## What to do
Identify and copy all lines of the material where the string "only" is found.

## Data provided
┌──

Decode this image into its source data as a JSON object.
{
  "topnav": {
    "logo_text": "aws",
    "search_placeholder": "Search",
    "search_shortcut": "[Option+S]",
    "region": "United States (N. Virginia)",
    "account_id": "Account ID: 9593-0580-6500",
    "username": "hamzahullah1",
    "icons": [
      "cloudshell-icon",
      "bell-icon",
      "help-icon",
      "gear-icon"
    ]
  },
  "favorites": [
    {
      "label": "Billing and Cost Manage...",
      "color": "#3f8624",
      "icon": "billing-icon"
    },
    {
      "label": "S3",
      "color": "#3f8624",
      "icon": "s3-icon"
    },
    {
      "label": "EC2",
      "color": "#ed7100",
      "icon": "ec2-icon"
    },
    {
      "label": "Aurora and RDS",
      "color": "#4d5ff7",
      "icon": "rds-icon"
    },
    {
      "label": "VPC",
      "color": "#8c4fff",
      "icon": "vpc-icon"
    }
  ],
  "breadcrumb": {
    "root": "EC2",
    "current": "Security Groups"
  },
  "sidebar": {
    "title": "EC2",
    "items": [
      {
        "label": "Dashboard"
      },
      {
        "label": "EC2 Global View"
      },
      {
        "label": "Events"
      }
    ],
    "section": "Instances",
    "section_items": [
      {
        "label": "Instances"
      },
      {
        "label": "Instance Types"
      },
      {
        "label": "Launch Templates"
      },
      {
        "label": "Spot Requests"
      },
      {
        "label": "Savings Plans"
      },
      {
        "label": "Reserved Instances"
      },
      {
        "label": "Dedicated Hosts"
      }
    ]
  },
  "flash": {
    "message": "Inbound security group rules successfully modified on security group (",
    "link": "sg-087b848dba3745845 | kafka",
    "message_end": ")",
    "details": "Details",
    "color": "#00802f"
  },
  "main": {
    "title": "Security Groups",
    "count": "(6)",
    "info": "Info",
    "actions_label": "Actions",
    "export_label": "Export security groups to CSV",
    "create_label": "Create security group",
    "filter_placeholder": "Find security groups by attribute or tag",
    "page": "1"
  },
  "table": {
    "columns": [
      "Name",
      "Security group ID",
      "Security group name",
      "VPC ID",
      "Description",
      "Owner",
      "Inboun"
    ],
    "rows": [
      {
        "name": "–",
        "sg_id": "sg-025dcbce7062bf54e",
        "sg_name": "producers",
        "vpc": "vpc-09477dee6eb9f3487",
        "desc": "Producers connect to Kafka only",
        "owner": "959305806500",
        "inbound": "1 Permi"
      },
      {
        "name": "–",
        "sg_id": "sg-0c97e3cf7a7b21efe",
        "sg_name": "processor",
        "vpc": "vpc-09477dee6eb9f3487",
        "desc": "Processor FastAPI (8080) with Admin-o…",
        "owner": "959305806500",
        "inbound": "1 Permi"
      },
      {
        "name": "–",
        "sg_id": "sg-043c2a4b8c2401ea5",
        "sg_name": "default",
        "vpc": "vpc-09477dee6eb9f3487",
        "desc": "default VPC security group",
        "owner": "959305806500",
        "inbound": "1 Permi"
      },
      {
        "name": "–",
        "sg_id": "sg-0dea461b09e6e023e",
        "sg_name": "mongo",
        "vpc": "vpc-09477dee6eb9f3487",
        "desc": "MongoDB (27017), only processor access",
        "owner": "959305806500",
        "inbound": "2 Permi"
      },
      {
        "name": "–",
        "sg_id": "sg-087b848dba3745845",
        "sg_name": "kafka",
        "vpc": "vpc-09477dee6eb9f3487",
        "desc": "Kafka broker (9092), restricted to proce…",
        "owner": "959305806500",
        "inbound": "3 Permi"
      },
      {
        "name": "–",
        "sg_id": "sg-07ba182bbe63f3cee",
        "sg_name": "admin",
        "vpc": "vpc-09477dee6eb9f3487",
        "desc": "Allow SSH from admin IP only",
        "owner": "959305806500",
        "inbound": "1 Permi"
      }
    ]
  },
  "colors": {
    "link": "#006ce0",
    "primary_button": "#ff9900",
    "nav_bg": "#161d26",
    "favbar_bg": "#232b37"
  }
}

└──

## Output of the task
        "desc": "Producers connect to Kafka only",
        "desc": "MongoDB (27017), only processor access",
        "desc": "Allow SSH from admin IP only",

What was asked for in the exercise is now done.